Andover Education Association Columbia Teachers’ Association Hebron Education Association Marlborough Education Association Willington Education Association

Ashford Education Association Brooklyn Education Association Canterbury Education Association Chaplin Education Association Eastford Teachers’ Association Hampton Education Association Pomfret Community Education Association Regional District #11 Education Association Scotland Education Association Sterling Education Association Teachers’ Education Association of Union Woodstock Association of Teachers

Standing Committees of CEA-Retired are appointed by the CEA-Retired President with the advice of the Advisory Council after the CEA-Retired Annual Meeting in May. This typically takes place in June with additional appointments made in September. Terms will be for one year commencing on August 1.

If you are interested in serving on one of the committees, please indicate your willingness below.
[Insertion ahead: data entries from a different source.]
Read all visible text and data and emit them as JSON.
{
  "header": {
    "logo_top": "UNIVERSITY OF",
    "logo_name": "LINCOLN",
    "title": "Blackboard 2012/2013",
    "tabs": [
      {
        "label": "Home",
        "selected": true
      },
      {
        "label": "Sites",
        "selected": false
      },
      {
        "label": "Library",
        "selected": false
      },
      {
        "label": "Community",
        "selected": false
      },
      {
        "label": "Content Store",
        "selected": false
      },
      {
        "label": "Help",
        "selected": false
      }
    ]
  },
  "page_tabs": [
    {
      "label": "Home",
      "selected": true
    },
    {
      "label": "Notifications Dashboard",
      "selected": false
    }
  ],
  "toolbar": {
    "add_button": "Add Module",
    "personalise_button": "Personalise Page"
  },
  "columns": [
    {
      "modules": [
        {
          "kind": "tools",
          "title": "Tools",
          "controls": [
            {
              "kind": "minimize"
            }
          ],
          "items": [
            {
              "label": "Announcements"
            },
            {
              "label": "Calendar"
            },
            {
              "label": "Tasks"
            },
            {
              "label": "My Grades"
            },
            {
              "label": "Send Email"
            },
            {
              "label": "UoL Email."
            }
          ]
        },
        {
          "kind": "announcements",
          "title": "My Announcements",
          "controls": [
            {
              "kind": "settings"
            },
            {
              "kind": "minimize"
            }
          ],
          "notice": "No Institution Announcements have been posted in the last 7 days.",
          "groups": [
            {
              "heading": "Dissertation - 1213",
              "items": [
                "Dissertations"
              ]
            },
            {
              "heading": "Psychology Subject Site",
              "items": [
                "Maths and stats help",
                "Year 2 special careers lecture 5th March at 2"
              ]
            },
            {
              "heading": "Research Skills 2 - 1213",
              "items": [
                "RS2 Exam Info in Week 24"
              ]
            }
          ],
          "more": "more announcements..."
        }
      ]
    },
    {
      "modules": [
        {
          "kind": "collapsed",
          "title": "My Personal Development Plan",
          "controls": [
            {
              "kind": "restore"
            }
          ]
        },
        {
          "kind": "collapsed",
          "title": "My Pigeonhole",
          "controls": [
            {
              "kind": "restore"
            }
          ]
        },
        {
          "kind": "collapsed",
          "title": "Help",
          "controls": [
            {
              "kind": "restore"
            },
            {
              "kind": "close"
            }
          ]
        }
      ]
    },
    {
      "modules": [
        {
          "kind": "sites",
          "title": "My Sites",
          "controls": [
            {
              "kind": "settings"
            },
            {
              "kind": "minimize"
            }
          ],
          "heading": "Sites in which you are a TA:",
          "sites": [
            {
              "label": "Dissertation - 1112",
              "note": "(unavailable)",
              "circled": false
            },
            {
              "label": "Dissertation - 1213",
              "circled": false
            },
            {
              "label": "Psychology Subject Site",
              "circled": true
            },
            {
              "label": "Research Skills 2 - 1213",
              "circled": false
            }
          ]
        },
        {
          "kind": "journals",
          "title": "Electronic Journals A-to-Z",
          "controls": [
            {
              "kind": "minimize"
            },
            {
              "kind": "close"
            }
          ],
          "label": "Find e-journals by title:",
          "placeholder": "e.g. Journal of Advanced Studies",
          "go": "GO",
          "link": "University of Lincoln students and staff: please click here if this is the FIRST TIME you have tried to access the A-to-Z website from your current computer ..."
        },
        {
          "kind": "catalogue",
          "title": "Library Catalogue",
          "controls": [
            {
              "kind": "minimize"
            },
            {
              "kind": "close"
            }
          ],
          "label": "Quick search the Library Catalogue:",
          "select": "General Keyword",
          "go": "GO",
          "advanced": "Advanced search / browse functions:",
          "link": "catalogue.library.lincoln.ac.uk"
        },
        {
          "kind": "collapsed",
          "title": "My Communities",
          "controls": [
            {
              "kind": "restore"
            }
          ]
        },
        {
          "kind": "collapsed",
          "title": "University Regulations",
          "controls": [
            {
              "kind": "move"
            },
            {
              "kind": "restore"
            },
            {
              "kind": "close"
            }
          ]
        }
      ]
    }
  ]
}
Please remember that committees have a limited membership and not all of the requests can be filled. By giving a first and second choice, CEA-Retired members will have a better chance of being chosen. If you filled out a form and returned it at the Annual Meeting, please do not fill out another form.
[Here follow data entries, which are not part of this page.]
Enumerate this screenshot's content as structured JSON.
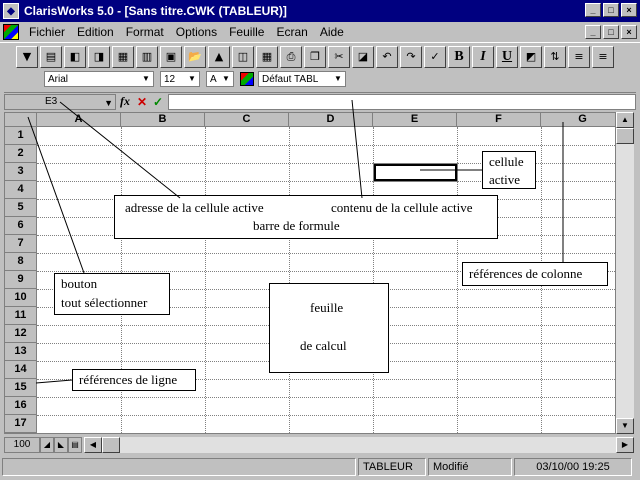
{
  "window": {
    "title": "ClarisWorks 5.0 - [Sans titre.CWK (TABLEUR)]",
    "minimize": "_",
    "maximize": "□",
    "close": "×"
  },
  "menu": {
    "items": [
      "Fichier",
      "Edition",
      "Format",
      "Options",
      "Feuille",
      "Ecran",
      "Aide"
    ]
  },
  "toolbar": {
    "bold": "B",
    "italic": "I",
    "underline": "U"
  },
  "format_bar": {
    "font": "Arial",
    "size": "12",
    "text_color": "A",
    "style": "Défaut TABL"
  },
  "entry_bar": {
    "cell_ref": "E3",
    "fx": "fx",
    "cancel": "✕",
    "accept": "✓",
    "content": ""
  },
  "grid": {
    "columns": [
      "A",
      "B",
      "C",
      "D",
      "E",
      "F",
      "G"
    ],
    "rows": [
      "1",
      "2",
      "3",
      "4",
      "5",
      "6",
      "7",
      "8",
      "9",
      "10",
      "11",
      "12",
      "13",
      "14",
      "15",
      "16",
      "17"
    ],
    "active_cell": "E3"
  },
  "bottom_bar": {
    "zoom": "100"
  },
  "status_bar": {
    "mode": "TABLEUR",
    "state": "Modifié",
    "datetime": "03/10/00 19:25"
  },
  "annotations": {
    "active_cell": [
      "cellule",
      "active"
    ],
    "address": "adresse de la cellule active",
    "content": "contenu de la cellule active",
    "formula_bar": "barre de formule",
    "column_refs": "références de colonne",
    "select_all": [
      "bouton",
      "tout sélectionner"
    ],
    "sheet": [
      "feuille",
      "de calcul"
    ],
    "row_refs": "références de ligne"
  }
}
  For inquiries or donations, visit

Contact CEA Retirement Specialist Robyn Kaplan-Cho at 860-525-5641, 1-800-842-4319, or .

Your contract can serve as an important vehicle for protecting your rights and advancing your concerns as a teacher working with special education students. In this workshop, teachers will learn how to integrate special education issues into the collective bargaining process. Participants will study the pros and cons of negotiating contract provisions related to performing health procedures, teacher notification and scheduling of PPT meetings, professional development opportunities, class-size limitations, local dispute resolution procedures for special-education-related problems, placement decisions, and many more related topics. Model contract language will be provided. This workshop is ideal for negotiating committees and teachers with a particular interest in this area of the law.